Recently Caterpillar Inc locked out its Canadian workers in London, Ontario, contending that the workers need to cut their pay dramatically. They point to the fact that Caterpillar pays its workers 50% less in Lagrange, Illinois. Quoting The Wall Street Journal (US: A Cheaper Labor Pool 1-6-2012): ÂÂ [B]ut instead of pointing to the usual models of cheap and pliant labor, such as China and Mexico, it is using a more surprising example: the US.Â
So the tables are turning and today we find that US workers are setting miserable standards of pay and benefits against their Canadian and European counterparts. They, in turn, could repeat the same sad misguided tactic popular in the US by blaming poorly paid ÂforeignersÂ Â in this case US workers or their governmentÂs policies — for the pressure on their living standards. US hourly compensation costs in manufacturing rose only 39% over the last decade, while average comparable labor costs grew by 74% in OECD countries and 91% in Canada.

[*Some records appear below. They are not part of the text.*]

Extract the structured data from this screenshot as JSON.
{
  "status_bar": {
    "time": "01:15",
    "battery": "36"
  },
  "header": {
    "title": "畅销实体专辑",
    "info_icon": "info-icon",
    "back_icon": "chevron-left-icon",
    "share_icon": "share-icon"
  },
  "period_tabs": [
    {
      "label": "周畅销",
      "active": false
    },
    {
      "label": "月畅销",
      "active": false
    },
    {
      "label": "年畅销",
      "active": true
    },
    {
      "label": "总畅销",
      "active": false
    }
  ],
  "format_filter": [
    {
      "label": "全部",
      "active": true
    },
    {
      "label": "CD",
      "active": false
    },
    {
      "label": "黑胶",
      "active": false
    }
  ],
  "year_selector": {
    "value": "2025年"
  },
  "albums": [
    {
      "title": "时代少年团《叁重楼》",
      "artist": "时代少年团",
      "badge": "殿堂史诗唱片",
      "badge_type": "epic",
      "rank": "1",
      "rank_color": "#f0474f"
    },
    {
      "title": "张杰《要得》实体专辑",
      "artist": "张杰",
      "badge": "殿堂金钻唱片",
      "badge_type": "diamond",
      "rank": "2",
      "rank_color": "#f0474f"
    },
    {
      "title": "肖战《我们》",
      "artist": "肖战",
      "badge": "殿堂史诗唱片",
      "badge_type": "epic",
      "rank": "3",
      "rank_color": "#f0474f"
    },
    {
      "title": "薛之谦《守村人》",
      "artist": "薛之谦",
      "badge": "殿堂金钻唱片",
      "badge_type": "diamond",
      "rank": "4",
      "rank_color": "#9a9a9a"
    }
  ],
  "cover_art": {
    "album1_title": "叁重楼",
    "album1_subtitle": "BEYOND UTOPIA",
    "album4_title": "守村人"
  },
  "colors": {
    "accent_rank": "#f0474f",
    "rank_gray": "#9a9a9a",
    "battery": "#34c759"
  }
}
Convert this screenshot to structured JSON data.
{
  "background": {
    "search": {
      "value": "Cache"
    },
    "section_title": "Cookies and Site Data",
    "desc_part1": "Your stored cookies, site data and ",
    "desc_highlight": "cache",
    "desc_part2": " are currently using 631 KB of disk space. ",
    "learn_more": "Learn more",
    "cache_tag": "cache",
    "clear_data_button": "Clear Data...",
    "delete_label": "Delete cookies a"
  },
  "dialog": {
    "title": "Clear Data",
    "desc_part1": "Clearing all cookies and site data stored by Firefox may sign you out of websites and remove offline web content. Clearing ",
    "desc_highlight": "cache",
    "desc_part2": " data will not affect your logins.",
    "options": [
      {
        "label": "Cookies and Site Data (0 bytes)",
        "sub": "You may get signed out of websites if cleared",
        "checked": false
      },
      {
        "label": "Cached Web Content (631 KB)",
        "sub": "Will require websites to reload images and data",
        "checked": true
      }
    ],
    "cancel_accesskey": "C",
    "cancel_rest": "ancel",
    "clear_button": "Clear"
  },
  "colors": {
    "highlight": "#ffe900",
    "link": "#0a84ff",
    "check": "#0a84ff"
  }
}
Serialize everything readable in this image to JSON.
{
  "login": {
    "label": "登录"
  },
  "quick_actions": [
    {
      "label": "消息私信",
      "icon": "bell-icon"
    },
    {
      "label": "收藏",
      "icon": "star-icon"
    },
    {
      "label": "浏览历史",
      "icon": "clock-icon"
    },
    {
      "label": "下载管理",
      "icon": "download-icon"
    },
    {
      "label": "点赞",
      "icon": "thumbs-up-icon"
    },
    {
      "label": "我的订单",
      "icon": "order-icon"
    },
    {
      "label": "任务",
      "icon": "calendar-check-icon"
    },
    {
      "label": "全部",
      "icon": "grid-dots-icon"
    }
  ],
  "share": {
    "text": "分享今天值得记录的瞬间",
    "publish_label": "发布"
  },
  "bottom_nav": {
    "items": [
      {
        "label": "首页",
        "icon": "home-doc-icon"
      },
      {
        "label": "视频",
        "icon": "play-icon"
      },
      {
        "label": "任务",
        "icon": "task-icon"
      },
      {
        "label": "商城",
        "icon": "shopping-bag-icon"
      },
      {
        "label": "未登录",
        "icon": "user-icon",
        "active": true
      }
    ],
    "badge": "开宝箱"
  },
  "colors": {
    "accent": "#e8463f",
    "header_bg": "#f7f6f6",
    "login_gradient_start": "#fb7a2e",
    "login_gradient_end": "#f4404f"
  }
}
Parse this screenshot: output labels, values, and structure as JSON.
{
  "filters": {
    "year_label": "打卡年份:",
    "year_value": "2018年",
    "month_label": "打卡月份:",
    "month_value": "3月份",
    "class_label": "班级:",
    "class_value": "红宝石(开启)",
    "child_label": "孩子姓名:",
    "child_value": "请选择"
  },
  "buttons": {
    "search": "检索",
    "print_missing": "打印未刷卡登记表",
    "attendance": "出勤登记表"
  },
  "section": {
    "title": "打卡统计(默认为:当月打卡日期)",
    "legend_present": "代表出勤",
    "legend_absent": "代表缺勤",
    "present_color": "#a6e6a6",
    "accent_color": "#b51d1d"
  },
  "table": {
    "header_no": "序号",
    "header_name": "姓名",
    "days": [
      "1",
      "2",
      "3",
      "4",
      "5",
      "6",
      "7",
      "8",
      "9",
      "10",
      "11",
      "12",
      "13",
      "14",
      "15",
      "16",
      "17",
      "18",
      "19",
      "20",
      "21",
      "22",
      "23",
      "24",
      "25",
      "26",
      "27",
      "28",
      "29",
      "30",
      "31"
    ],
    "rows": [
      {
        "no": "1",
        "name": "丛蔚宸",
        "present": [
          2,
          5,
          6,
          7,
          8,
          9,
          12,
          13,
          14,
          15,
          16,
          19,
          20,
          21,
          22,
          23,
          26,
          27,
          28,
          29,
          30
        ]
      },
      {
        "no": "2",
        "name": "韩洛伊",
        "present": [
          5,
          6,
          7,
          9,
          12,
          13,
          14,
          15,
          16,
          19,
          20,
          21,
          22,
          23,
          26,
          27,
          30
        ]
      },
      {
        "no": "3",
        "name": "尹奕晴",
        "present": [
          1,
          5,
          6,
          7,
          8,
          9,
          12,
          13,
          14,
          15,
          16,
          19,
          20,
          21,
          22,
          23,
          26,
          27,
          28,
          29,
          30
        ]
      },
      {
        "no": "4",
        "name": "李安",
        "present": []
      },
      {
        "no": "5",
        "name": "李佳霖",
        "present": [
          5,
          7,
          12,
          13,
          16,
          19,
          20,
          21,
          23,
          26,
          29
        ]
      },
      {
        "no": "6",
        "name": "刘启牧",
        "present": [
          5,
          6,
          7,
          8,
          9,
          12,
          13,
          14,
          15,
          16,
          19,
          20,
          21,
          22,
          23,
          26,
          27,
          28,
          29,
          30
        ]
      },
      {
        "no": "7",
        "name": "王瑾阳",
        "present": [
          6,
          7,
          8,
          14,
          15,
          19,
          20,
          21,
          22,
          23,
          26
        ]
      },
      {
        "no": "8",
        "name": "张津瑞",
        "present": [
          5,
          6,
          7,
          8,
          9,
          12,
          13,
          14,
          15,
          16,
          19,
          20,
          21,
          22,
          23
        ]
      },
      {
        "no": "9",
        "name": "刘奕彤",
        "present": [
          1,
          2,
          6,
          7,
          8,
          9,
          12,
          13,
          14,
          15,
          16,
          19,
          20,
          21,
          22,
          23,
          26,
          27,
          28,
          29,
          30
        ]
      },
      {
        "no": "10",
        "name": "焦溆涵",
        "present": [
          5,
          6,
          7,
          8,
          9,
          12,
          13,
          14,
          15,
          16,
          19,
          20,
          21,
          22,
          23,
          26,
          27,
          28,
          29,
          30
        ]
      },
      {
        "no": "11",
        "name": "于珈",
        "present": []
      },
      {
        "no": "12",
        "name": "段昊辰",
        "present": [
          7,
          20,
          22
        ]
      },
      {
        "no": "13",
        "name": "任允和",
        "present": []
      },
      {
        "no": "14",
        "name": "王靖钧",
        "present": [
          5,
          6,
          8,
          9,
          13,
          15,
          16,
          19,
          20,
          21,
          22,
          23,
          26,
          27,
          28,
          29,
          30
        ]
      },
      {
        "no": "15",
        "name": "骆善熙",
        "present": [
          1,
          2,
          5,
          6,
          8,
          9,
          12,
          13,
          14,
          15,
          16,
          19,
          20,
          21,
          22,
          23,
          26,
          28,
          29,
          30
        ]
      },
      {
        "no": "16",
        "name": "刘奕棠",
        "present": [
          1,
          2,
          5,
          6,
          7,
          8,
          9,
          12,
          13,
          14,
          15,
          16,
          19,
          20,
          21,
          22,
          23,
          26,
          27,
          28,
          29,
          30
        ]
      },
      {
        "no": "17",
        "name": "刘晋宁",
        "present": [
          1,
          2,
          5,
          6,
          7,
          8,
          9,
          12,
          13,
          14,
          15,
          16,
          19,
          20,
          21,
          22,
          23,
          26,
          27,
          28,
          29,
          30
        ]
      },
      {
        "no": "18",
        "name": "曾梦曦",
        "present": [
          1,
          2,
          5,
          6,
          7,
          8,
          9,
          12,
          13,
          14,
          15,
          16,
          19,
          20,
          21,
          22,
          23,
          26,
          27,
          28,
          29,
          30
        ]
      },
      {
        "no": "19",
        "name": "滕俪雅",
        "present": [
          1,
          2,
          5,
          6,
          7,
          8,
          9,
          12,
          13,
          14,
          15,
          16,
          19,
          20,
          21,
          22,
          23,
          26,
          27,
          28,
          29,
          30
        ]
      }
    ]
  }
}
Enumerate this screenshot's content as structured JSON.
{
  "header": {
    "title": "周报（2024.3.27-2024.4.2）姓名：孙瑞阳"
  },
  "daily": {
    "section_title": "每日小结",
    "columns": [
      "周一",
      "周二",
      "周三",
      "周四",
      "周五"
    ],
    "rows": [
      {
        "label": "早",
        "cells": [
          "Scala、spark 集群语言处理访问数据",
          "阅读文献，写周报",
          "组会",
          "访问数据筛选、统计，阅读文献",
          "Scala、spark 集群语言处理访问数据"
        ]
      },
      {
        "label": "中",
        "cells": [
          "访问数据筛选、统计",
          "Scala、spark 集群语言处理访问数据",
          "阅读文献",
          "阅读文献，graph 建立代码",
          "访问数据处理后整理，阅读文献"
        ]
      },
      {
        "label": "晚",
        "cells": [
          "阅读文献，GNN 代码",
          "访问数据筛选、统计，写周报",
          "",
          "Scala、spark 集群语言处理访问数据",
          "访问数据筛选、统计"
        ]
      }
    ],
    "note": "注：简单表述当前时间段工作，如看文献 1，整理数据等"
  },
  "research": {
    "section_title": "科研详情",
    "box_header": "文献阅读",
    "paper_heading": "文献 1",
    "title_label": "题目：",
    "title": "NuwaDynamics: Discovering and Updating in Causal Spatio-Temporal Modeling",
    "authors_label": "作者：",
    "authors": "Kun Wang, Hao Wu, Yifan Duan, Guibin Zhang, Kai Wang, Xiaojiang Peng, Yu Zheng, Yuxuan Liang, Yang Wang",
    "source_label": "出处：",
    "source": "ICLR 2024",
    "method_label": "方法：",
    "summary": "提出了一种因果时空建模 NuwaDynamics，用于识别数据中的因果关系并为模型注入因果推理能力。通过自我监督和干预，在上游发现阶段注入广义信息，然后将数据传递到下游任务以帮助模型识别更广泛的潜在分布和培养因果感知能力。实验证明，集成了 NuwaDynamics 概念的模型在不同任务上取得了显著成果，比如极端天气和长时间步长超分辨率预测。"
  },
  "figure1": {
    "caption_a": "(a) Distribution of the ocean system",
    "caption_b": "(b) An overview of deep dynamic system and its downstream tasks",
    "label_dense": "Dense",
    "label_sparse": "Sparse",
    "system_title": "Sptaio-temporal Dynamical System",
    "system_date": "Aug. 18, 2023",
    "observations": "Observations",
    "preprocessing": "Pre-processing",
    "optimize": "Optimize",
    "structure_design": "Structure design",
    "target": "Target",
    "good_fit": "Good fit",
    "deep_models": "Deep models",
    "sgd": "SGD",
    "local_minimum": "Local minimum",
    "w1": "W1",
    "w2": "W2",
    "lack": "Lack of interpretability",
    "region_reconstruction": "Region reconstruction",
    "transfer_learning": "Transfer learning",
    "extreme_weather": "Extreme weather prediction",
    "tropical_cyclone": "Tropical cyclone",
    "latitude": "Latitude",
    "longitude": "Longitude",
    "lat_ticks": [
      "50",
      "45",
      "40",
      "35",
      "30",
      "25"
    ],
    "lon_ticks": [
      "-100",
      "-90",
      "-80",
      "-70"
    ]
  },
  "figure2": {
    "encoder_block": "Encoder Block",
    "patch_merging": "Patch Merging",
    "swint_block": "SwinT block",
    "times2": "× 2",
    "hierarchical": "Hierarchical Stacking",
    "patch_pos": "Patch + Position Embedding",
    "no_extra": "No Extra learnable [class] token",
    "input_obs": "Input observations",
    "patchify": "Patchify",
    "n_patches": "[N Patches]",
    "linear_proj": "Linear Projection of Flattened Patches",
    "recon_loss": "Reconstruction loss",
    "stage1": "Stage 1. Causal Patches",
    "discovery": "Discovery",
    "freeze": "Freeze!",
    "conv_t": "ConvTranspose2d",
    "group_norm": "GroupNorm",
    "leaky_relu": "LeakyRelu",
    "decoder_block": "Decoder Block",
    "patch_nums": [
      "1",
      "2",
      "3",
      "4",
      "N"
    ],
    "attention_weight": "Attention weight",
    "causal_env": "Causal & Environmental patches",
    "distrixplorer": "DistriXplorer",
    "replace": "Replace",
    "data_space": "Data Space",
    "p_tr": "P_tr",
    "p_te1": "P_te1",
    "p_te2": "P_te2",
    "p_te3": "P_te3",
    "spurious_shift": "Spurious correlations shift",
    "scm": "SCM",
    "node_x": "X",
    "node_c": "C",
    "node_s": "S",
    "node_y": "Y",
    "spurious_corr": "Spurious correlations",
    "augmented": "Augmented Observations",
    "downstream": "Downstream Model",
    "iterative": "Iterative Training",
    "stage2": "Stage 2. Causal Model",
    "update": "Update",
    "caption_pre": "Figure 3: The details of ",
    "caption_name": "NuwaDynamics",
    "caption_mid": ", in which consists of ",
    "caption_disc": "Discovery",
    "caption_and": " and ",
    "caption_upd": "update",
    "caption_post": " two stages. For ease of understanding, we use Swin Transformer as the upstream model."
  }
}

Put differently, labor costs per unit of output in the US are 13% less than they were in manufacturing a decade earlier. In Germany they rose 2.3%, the Republic of Korea 15%, and Canada 18%. These figures are most telling because they reflectÂassuming roughly similar levels of productive force development Â differences in the relative rates of exploitation. Clearly US workers have surrendered far more than their international brothers and sisters while being squeezed much harder in the work place.
Instead of the divisive and diversionary tactic of blaming foreign governments or foreign workers for job losses or pay cuts Â typically China Â itÂs time to target the trans-national corporations that exploit labor cost differentials to increase profits. Like the machine-breakers of yore, workers and their trade union leaders must correctly identify the enemy and embrace class struggle unionism if they have any hope of stopping this destructive game of competition to see who can offer the best wage deal to rapacious corporations.
Speaking of China, the Western media reported on January 17 an ominous drop in fourth quarter GDP in the Peoples Republic of China; quoting Reuters: ÂGrowth of 8.9% over a year earlier was slightly [my emphasis] stronger than the 8.7% forecast by economists in a Reuters poll, but the data on Tuesday raised concerns about the immediate outlook and how much support China can offer a struggling global economyÂ Growth for all of 2012 slipped to 9.2%, a pace last seen in 2009Â from 10.4% in 2010."
While it is true that the PRC GDP growth dropped slightly (5%) from the 3rd to the 4th quarter, it meant that that the PRC GDP would double, at that rate, in a little over eight years rather than a bit more than seven and a half Â not a bad performance either way for the worldÂs second largest economy. Put into perspective, the OECD estimates that from 2011 through 2013 the collective OECD states (including PRC) will only average less than 2% growth. At that rate, it would take the entire OECD over 37 years to double its economic output!
But the Reuters report, like so many other media accounts of PRC 4th quarter GDP performance, masks two implicit points:
1. The Chinese economy is vigorous even in the midst of world wide economic turmoil (2009, for example, and now).
2. Most importantly, economic wizards concede that the health of the global capitalist economy depends critically on the continued vigor of that economy.
So itÂs not the future of the Chinese people that so worries the pundits, but the impact of the Chinese economic engine on capitalismÂs future. At the same time, they continue to demonize the policies that fuel that powerful engine. Strange, indeed.
January 23, 2012